* App and web page records:
──────

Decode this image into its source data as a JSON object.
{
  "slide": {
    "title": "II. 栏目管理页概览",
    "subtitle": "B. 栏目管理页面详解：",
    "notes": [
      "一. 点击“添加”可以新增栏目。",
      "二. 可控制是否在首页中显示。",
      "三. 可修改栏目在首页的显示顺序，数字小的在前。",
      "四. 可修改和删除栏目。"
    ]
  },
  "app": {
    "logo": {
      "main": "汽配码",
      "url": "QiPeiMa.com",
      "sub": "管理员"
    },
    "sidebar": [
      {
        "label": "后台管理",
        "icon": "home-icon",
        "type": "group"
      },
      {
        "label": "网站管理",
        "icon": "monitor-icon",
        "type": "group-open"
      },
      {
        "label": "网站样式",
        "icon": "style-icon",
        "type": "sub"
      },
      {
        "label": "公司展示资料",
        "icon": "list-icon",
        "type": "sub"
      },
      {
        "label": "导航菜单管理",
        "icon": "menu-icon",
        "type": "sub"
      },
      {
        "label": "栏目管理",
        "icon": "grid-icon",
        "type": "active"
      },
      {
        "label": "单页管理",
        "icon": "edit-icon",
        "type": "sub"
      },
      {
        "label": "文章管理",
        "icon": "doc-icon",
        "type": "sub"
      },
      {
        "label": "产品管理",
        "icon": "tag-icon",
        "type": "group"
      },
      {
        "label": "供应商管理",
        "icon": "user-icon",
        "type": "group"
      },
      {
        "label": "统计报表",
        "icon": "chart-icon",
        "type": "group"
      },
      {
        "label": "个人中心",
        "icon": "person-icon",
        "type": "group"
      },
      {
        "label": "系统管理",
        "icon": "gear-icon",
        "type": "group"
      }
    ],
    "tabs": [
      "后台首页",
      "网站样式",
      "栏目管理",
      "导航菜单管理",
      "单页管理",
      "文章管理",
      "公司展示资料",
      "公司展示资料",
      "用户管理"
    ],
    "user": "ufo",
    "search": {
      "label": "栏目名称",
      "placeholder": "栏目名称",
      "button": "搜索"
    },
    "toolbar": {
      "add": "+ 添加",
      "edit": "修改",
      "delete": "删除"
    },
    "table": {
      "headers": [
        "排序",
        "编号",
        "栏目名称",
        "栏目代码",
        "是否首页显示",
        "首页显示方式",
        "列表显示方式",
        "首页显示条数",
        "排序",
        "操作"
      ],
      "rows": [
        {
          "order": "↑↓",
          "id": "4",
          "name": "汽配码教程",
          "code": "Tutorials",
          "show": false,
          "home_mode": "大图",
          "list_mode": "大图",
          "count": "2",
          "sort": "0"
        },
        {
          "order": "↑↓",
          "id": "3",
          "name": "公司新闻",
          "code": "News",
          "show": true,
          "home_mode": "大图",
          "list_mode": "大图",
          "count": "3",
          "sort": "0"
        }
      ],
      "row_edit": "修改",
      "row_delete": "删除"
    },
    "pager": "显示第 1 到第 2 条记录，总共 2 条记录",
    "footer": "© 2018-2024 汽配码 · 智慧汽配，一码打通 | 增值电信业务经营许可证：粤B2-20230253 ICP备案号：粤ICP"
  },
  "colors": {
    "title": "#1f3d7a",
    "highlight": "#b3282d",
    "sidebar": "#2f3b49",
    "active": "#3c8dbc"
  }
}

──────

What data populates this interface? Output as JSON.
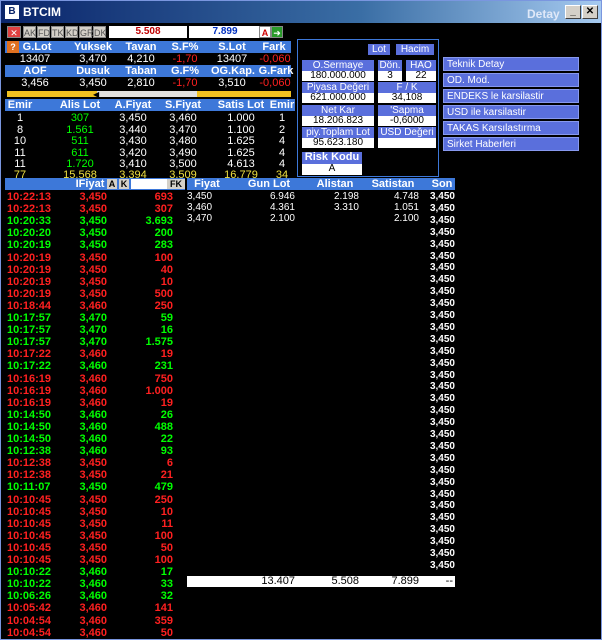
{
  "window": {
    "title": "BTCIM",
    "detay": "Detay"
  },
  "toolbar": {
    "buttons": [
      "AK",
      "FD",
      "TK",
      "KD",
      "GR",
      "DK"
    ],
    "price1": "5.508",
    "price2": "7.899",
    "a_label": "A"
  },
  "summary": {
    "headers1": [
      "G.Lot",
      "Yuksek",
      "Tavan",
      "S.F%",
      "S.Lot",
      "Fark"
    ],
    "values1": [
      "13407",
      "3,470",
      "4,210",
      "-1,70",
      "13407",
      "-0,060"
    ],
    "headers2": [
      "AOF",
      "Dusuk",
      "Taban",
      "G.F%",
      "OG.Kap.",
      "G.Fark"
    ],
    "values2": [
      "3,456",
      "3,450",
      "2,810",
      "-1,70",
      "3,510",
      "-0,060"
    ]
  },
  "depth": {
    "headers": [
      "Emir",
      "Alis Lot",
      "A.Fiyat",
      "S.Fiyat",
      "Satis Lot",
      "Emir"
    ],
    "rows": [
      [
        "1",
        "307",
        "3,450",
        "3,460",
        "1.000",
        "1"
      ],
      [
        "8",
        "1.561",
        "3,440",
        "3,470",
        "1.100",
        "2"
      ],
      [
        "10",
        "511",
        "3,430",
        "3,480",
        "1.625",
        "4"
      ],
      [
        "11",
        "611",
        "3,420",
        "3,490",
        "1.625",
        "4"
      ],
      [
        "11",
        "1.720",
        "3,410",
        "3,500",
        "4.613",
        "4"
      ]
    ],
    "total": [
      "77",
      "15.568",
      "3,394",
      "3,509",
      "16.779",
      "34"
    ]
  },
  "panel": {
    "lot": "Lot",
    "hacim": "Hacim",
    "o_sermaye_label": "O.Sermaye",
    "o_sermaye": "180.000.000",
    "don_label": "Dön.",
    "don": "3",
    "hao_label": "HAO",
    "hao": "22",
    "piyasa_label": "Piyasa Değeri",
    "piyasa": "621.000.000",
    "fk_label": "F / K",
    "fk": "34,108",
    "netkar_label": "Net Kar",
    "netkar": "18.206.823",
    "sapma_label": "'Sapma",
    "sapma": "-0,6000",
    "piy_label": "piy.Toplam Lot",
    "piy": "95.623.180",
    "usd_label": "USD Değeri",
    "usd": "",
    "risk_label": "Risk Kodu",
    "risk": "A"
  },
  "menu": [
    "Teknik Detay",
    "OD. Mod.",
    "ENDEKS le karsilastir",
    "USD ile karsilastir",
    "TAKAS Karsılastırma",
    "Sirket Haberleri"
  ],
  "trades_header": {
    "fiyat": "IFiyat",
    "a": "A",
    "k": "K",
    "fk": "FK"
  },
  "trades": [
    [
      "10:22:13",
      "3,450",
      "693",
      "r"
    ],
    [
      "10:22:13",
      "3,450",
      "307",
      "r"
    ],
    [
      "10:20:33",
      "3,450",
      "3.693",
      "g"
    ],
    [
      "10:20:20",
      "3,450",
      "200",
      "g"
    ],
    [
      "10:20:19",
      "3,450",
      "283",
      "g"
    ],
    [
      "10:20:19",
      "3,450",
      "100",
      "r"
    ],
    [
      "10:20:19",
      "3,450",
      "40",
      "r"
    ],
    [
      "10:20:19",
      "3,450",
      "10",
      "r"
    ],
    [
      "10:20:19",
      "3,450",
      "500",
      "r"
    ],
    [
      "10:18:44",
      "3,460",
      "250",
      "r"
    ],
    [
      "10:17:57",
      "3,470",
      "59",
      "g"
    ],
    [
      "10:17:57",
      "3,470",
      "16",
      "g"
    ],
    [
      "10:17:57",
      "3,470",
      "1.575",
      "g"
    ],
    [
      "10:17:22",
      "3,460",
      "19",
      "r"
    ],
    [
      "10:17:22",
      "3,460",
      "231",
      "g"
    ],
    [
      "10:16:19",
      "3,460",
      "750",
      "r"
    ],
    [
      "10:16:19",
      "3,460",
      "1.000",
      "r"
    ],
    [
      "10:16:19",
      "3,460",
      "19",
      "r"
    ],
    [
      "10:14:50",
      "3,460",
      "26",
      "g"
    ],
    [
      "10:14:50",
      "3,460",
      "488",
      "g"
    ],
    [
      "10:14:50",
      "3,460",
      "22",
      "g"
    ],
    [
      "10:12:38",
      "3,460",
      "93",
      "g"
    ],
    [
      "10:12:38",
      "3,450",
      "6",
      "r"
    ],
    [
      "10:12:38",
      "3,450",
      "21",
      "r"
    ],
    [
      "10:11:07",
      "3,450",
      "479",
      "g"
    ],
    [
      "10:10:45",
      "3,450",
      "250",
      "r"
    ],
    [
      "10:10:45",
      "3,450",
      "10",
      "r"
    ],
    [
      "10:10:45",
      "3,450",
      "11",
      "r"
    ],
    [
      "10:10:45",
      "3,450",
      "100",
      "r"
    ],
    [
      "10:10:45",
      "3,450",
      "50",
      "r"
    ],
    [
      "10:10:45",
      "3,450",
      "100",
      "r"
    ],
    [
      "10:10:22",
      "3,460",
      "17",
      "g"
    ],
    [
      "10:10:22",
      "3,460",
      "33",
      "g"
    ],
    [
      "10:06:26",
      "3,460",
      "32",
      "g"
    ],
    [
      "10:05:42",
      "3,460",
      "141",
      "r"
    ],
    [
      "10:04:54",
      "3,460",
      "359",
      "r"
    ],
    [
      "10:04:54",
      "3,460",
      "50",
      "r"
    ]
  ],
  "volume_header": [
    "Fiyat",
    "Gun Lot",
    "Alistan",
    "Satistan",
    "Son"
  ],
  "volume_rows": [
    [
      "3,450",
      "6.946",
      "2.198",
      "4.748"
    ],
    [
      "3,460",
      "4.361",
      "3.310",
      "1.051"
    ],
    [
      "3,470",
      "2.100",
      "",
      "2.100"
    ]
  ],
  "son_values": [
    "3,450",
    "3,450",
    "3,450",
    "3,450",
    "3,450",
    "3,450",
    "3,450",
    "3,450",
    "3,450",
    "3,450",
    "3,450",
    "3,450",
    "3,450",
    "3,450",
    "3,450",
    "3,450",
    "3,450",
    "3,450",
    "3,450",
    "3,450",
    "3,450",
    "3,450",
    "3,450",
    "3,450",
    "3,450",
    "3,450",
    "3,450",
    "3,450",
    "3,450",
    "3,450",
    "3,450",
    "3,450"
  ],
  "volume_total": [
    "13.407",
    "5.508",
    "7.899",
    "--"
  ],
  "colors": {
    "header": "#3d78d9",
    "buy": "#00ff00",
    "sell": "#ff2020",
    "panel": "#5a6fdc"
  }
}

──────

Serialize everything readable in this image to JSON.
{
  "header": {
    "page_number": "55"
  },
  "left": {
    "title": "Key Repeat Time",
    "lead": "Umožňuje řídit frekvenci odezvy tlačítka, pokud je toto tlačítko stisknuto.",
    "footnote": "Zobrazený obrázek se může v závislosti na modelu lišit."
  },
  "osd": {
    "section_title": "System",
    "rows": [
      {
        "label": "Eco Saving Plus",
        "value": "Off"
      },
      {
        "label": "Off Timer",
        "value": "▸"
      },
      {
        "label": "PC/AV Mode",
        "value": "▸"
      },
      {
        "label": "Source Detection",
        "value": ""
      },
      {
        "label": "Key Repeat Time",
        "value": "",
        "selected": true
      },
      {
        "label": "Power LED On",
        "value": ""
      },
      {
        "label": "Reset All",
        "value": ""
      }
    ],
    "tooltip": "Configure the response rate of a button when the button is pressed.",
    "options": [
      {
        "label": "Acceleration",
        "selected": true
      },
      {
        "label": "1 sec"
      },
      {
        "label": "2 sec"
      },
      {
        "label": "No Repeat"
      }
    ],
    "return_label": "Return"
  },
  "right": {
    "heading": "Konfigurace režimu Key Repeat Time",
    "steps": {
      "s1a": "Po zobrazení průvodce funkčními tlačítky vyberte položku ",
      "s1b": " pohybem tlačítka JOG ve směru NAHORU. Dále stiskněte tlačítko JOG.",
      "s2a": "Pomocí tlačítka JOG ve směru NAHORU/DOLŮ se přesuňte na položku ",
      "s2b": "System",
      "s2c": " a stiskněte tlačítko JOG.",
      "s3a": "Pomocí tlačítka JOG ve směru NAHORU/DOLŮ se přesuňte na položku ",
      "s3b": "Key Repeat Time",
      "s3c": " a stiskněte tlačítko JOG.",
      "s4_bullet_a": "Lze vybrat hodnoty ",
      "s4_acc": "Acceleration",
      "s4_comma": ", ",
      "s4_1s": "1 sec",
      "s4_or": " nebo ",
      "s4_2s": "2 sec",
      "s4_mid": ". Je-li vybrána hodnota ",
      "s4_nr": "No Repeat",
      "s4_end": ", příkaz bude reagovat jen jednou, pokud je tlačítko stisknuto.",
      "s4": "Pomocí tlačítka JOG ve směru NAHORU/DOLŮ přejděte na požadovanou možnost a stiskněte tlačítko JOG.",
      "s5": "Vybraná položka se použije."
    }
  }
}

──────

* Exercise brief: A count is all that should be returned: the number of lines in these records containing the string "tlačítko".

* Output of the task: 6